On November 1st, 2007, If Gerald Joy was hoping for a little relaxation, he might have chosen the wrong job after his retirement. Joy commented that he was ready to give up his job in facilities management at the University of Maryland. David Nedved introduced Joy as his successor as the gambling administrator for Allegany County during the meeting with the county commissioners.

The decision comes after one of the most controversial issues in Allegany County Gambling history. The issue is whether new gambling machines that does not utilize preprinted ticket-it has the capability but it will be up to the player to acquire a ticket after each game-can operate within the bounds of the law in Allegany County.

Both examples of gambling machines function similarly and look like classic slot machines. But gamblers are playing with a set deck of cards of predetermined casino games. But with the slot machines, the chances of winning or losing are only by chance. Country State's Attorney Michael Twigg issued a statement in July that a slot machine manufactured by the Platinum Gambling Corporation, complied with the requirements by the Annotated Code of Maryland had decided that the Diamond Games Machines are legal.

The difference between the gambling machines is that it issues a ticket after each game. Nedved commented that the company possesses a patent on that feature of the machine. The Platinum Gaming Corporation will only issue a ticket after twenty five games or when the player chooses to end a turn. In September, the County Attorney William petitioned Twigg to reconsider his stance within 30 days.

Twigg refused to do so and since rescinded his first view about whether the gambling machines complied with the boundaries of law or not. That waiting period recently expired. Nedved said that he had no choice but to pass another application for two similar slot machines manufactured by Pace-O-Matic.
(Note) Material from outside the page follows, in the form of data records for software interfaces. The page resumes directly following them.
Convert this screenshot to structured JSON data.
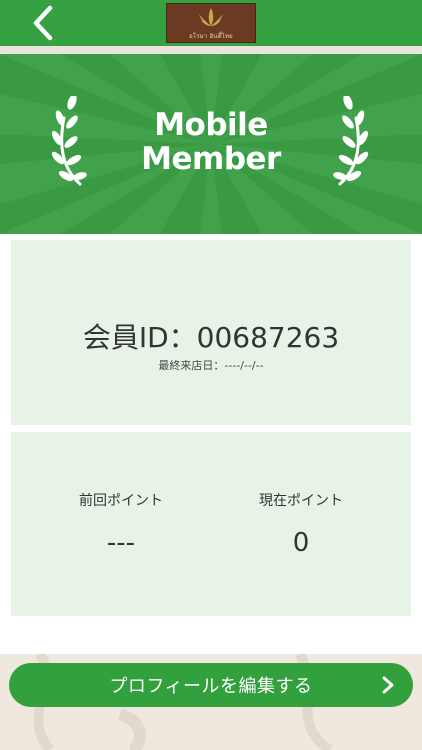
{
  "header": {
    "logo_text": "อโรมา อินดี้ไทย",
    "back_icon": "chevron-left-icon"
  },
  "banner": {
    "title_line1": "Mobile",
    "title_line2": "Member"
  },
  "member": {
    "id_label": "会員ID：00687263",
    "last_visit": "最終来店日：----/--/--"
  },
  "points": {
    "previous_label": "前回ポイント",
    "previous_value": "---",
    "current_label": "現在ポイント",
    "current_value": "0"
  },
  "actions": {
    "edit_profile_label": "プロフィールを編集する"
  },
  "colors": {
    "primary_green": "#35a142",
    "card_bg": "#e7f3e7",
    "banner_green": "#3a9a44"
  }
}
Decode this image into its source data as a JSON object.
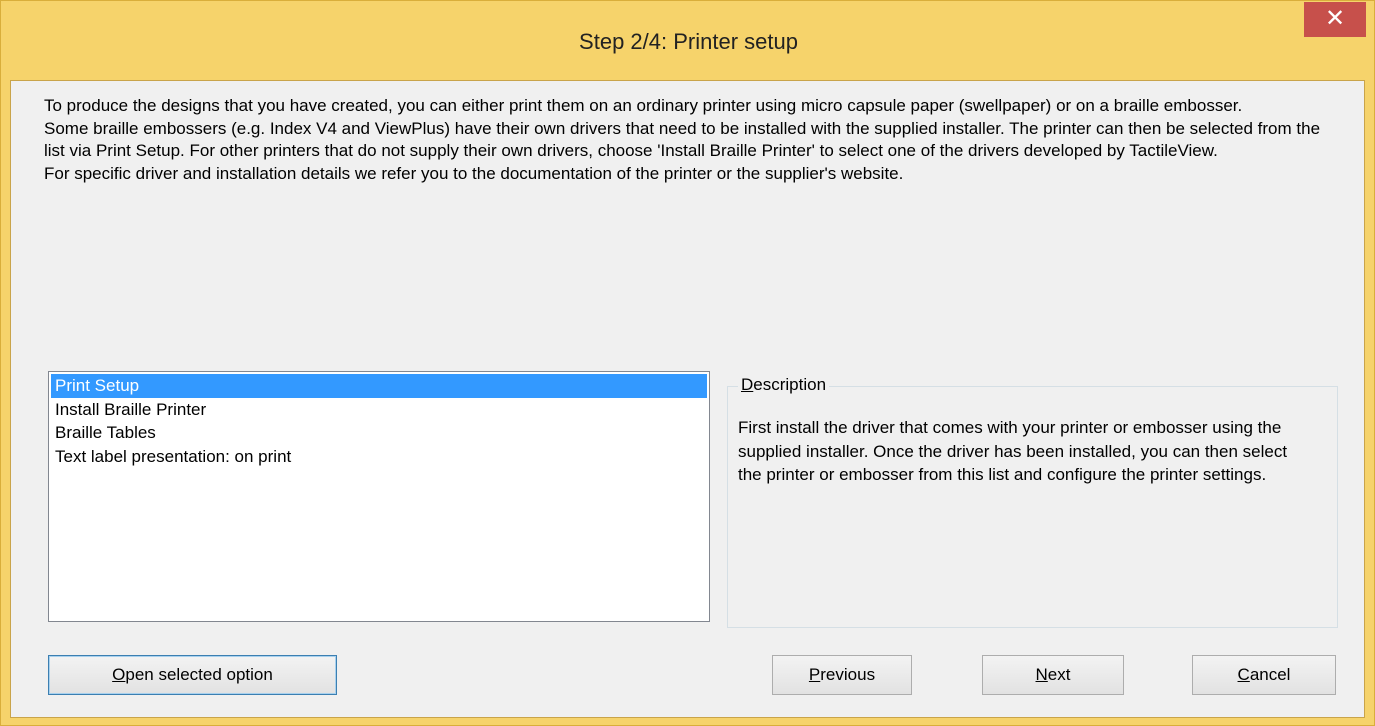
{
  "window": {
    "title": "Step 2/4: Printer setup",
    "close_glyph": "✕"
  },
  "intro": {
    "paragraphs": [
      "To produce the designs that you have created, you can either print them on an ordinary printer using micro capsule paper (swellpaper) or on a braille embosser.",
      "Some braille embossers (e.g. Index V4 and ViewPlus) have their own drivers that need to be installed with the supplied installer. The printer can then be selected from the list via Print Setup. For other printers that do not supply their own drivers, choose 'Install Braille Printer' to select one of the drivers developed by TactileView.",
      "For specific driver and installation details we refer you to the documentation of the printer or the supplier's website."
    ]
  },
  "options_list": {
    "items": [
      "Print Setup",
      "Install Braille Printer",
      "Braille Tables",
      "Text label presentation: on print"
    ],
    "selected": "Print Setup"
  },
  "description": {
    "legend_accel": "D",
    "legend_rest": "escription",
    "text": "First install the driver that comes with your printer or embosser using the supplied installer. Once the driver has been installed, you can then select the printer or embosser from this list and configure the printer settings."
  },
  "buttons": {
    "open_accel": "O",
    "open_rest": "pen selected option",
    "previous_accel": "P",
    "previous_rest": "revious",
    "next_accel": "N",
    "next_rest": "ext",
    "cancel_accel": "C",
    "cancel_rest": "ancel"
  },
  "colors": {
    "frame": "#f6d36b",
    "close_button": "#c7504b",
    "selection": "#3399ff",
    "client_bg": "#f0f0f0"
  }
}
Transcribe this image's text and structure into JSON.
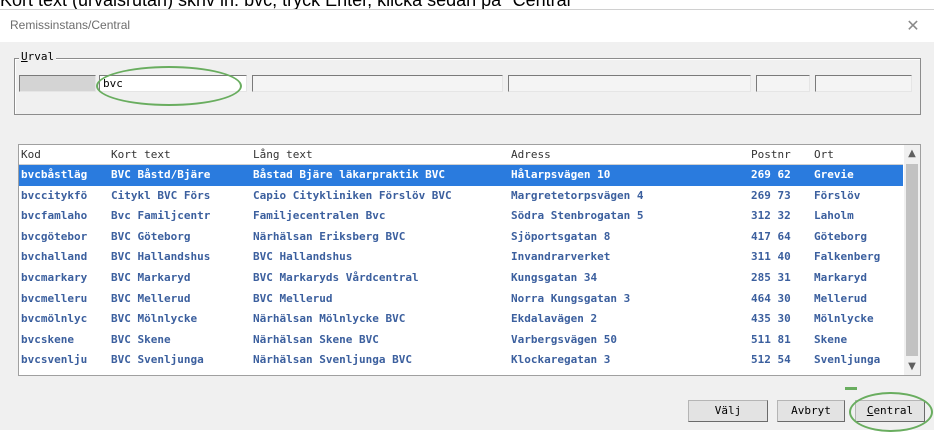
{
  "caption": "Kort text (urvalsrutan) skriv in: bvc, tryck Enter, klicka sedan på \"Central\"",
  "window": {
    "title": "Remissinstans/Central",
    "close_icon": "close-icon"
  },
  "urval": {
    "legend_first": "U",
    "legend_rest": "rval",
    "search_value": "bvc"
  },
  "table": {
    "columns": [
      "Kod",
      "Kort text",
      "Lång text",
      "Adress",
      "Postnr",
      "Ort"
    ],
    "rows": [
      {
        "kod": "bvcbåstläg",
        "kort": "BVC Båstd/Bjäre",
        "lang": "Båstad Bjäre läkarpraktik BVC",
        "adress": "Hålarpsvägen 10",
        "postnr": "269 62",
        "ort": "Grevie"
      },
      {
        "kod": "bvccitykfö",
        "kort": "Citykl BVC Förs",
        "lang": "Capio Citykliniken Förslöv BVC",
        "adress": "Margretetorpsvägen 4",
        "postnr": "269 73",
        "ort": "Förslöv"
      },
      {
        "kod": "bvcfamlaho",
        "kort": "Bvc Familjcentr",
        "lang": "Familjecentralen Bvc",
        "adress": "Södra Stenbrogatan 5",
        "postnr": "312 32",
        "ort": "Laholm"
      },
      {
        "kod": "bvcgötebor",
        "kort": "BVC Göteborg",
        "lang": "Närhälsan Eriksberg BVC",
        "adress": "Sjöportsgatan 8",
        "postnr": "417 64",
        "ort": "Göteborg"
      },
      {
        "kod": "bvchalland",
        "kort": "BVC Hallandshus",
        "lang": "BVC Hallandshus",
        "adress": "Invandrarverket",
        "postnr": "311 40",
        "ort": "Falkenberg"
      },
      {
        "kod": "bvcmarkary",
        "kort": "BVC Markaryd",
        "lang": "BVC Markaryds Vårdcentral",
        "adress": "Kungsgatan 34",
        "postnr": "285 31",
        "ort": "Markaryd"
      },
      {
        "kod": "bvcmelleru",
        "kort": "BVC Mellerud",
        "lang": "BVC Mellerud",
        "adress": "Norra Kungsgatan 3",
        "postnr": "464 30",
        "ort": "Mellerud"
      },
      {
        "kod": "bvcmölnlyc",
        "kort": "BVC Mölnlycke",
        "lang": "Närhälsan Mölnlycke BVC",
        "adress": "Ekdalavägen 2",
        "postnr": "435 30",
        "ort": "Mölnlycke"
      },
      {
        "kod": "bvcskene",
        "kort": "BVC Skene",
        "lang": "Närhälsan Skene BVC",
        "adress": "Varbergsvägen 50",
        "postnr": "511 81",
        "ort": "Skene"
      },
      {
        "kod": "bvcsvenlju",
        "kort": "BVC Svenljunga",
        "lang": "Närhälsan Svenljunga BVC",
        "adress": "Klockaregatan 3",
        "postnr": "512 54",
        "ort": "Svenljunga"
      }
    ],
    "selected_index": 0
  },
  "buttons": {
    "valj": "Välj",
    "avbryt": "Avbryt",
    "central_first": "C",
    "central_rest": "entral"
  },
  "colors": {
    "selection": "#2a7bde",
    "row_text": "#3b5f9e",
    "highlight_ring": "#69ad5f"
  }
}
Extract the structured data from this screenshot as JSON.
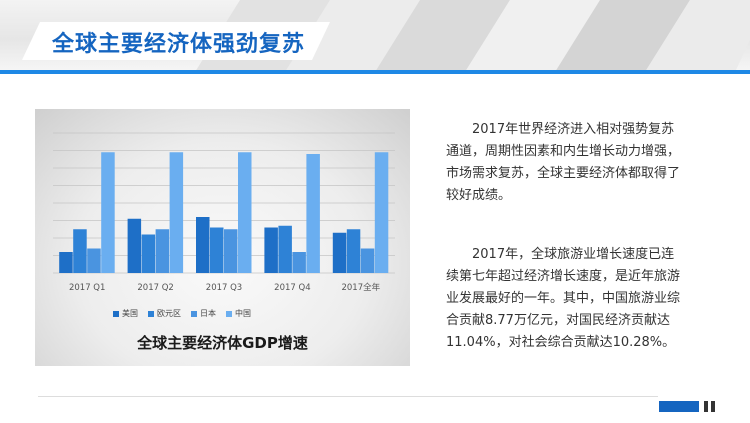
{
  "page": {
    "title": "全球主要经济体强劲复苏"
  },
  "text": {
    "paragraph1_lines": [
      "2017年世界经济进入相对强势复苏",
      "通道，周期性因素和内生增长动力增强，",
      "市场需求复苏，全球主要经济体都取得了",
      "较好成绩。"
    ],
    "paragraph2_lines": [
      "2017年，全球旅游业增长速度已连",
      "续第七年超过经济增长速度，是近年旅游",
      "业发展最好的一年。其中，中国旅游业综",
      "合贡献8.77万亿元，对国民经济贡献达",
      "11.04%，对社会综合贡献达10.28%。"
    ]
  },
  "colors": {
    "accent": "#1e88e5",
    "title": "#1565c0",
    "footer_block": "#1565c0"
  },
  "chart_data": {
    "type": "bar",
    "title": "全球主要经济体GDP增速",
    "categories": [
      "2017 Q1",
      "2017 Q2",
      "2017 Q3",
      "2017 Q4",
      "2017全年"
    ],
    "series": [
      {
        "name": "美国",
        "color": "#1e6fc7",
        "values": [
          1.2,
          3.1,
          3.2,
          2.6,
          2.3
        ]
      },
      {
        "name": "欧元区",
        "color": "#2e82d6",
        "values": [
          2.5,
          2.2,
          2.6,
          2.7,
          2.5
        ]
      },
      {
        "name": "日本",
        "color": "#4a94e0",
        "values": [
          1.4,
          2.5,
          2.5,
          1.2,
          1.4
        ]
      },
      {
        "name": "中国",
        "color": "#6aaef0",
        "values": [
          6.9,
          6.9,
          6.9,
          6.8,
          6.9
        ]
      }
    ],
    "ylim": [
      0,
      8
    ],
    "grid": true,
    "legend_position": "bottom"
  }
}
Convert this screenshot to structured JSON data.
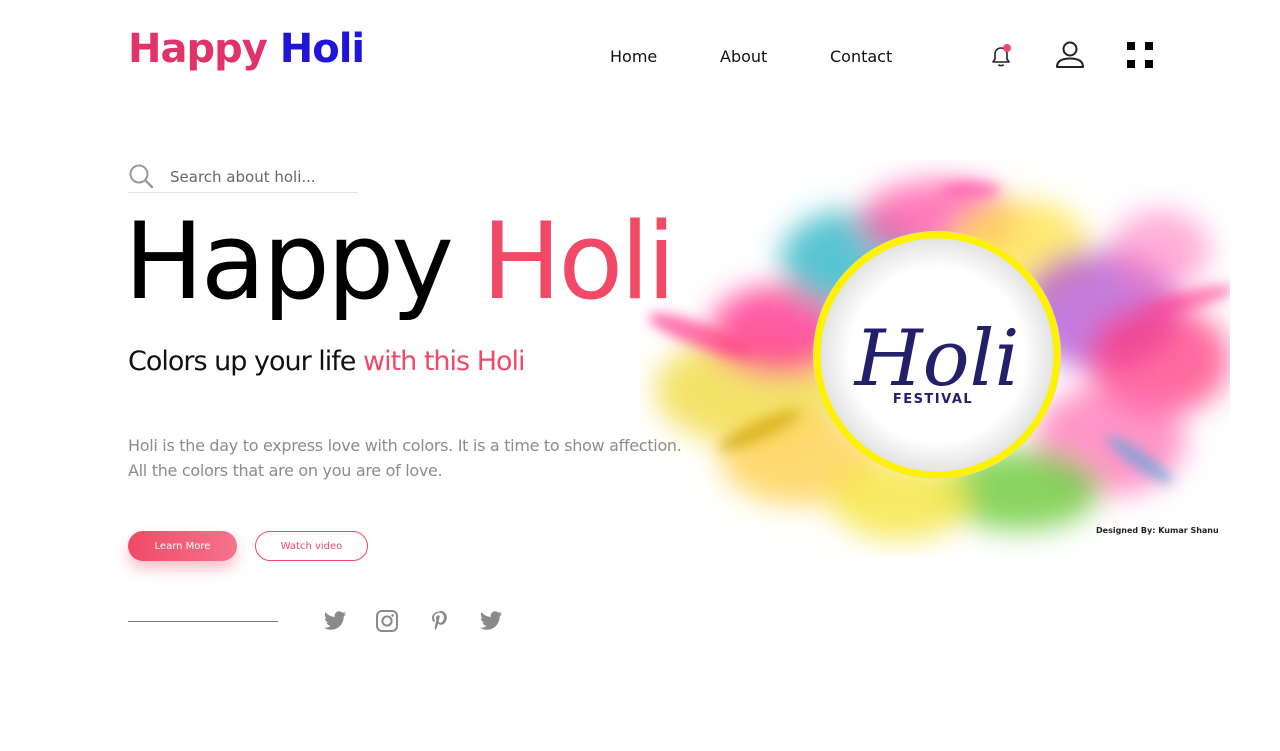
{
  "brand": {
    "word1": "Happy",
    "word2": "Holi"
  },
  "nav": {
    "home": "Home",
    "about": "About",
    "contact": "Contact"
  },
  "notification": {
    "badge_color": "#f04a67"
  },
  "search": {
    "placeholder": "Search about holi..."
  },
  "hero": {
    "title_word1": "Happy",
    "title_word2": "Holi",
    "subtitle_part1": "Colors up your life",
    "subtitle_part2": "with this Holi",
    "description_line1": "Holi is the day to express love with colors. It is a time to show affection.",
    "description_line2": "All the colors that are on you are of love.",
    "learn_more": "Learn More",
    "watch_video": "Watch video"
  },
  "artwork": {
    "script_text": "Holi",
    "festival_text": "FESTIVAL",
    "credit": "Designed By: Kumar Shanu"
  },
  "social": [
    "twitter-icon",
    "instagram-icon",
    "pinterest-icon",
    "twitter-icon"
  ],
  "colors": {
    "accent": "#f04a67",
    "brand_pink": "#e0336a",
    "brand_blue": "#1f14d8",
    "muted_text": "#8c8c8c",
    "ring_yellow": "#fff200",
    "script_navy": "#23206b"
  }
}
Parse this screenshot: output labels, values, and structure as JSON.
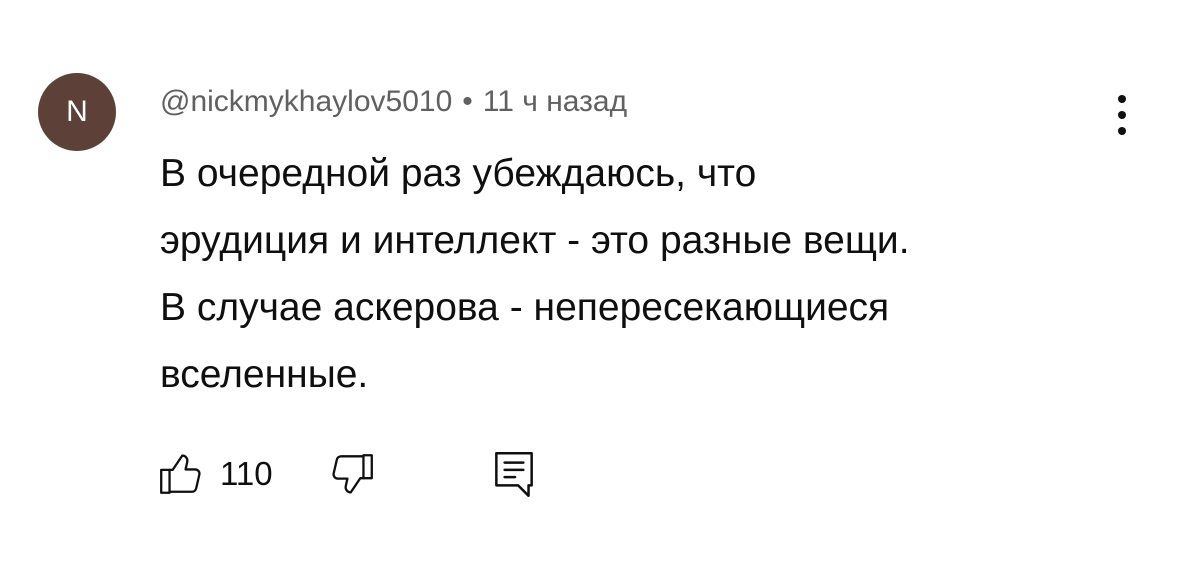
{
  "comment": {
    "avatar_initial": "N",
    "avatar_color": "#5d4037",
    "author": "@nickmykhaylov5010",
    "separator": "•",
    "time": "11 ч назад",
    "text_lines": [
      "В очередной раз убеждаюсь, что",
      "эрудиция и интеллект - это разные вещи.",
      "В случае аскерова - непересекающиеся",
      "вселенные."
    ],
    "like_count": "110"
  },
  "icons": {
    "more": "more-vert-icon",
    "like": "thumb-up-icon",
    "dislike": "thumb-down-icon",
    "reply": "comment-reply-icon"
  }
}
Twigg said that Nedved's decision to approve the two machines a big mistake. Both sides said that they will petition the court to make a decision. On Tuesday, both Nedved and Joy together with county gambling inspector Otto Artfitch studied machines at the Good Fellowship Club in Fort Cumberland Post 13 American Legion and Lucky Sevens.

The pair of gambling machines were connected to the same server. A gambler on one gaming machine was competing for the same prize as a player on the second gambling machine. Nedved do not agree that the sign was important but felt that it would function. But some people might not be willing to take their time.

Officials of the Diamond Games have applauded the decision by Washington County commissioners to not allow machines that do not utilize pre-printed tickets. But Steve Phipps of Platinum that Washington County only created a monopoly. He added that a court ruling will result in the favor of Platinum.


Sunday, 18 November 2007
Kori Woffendin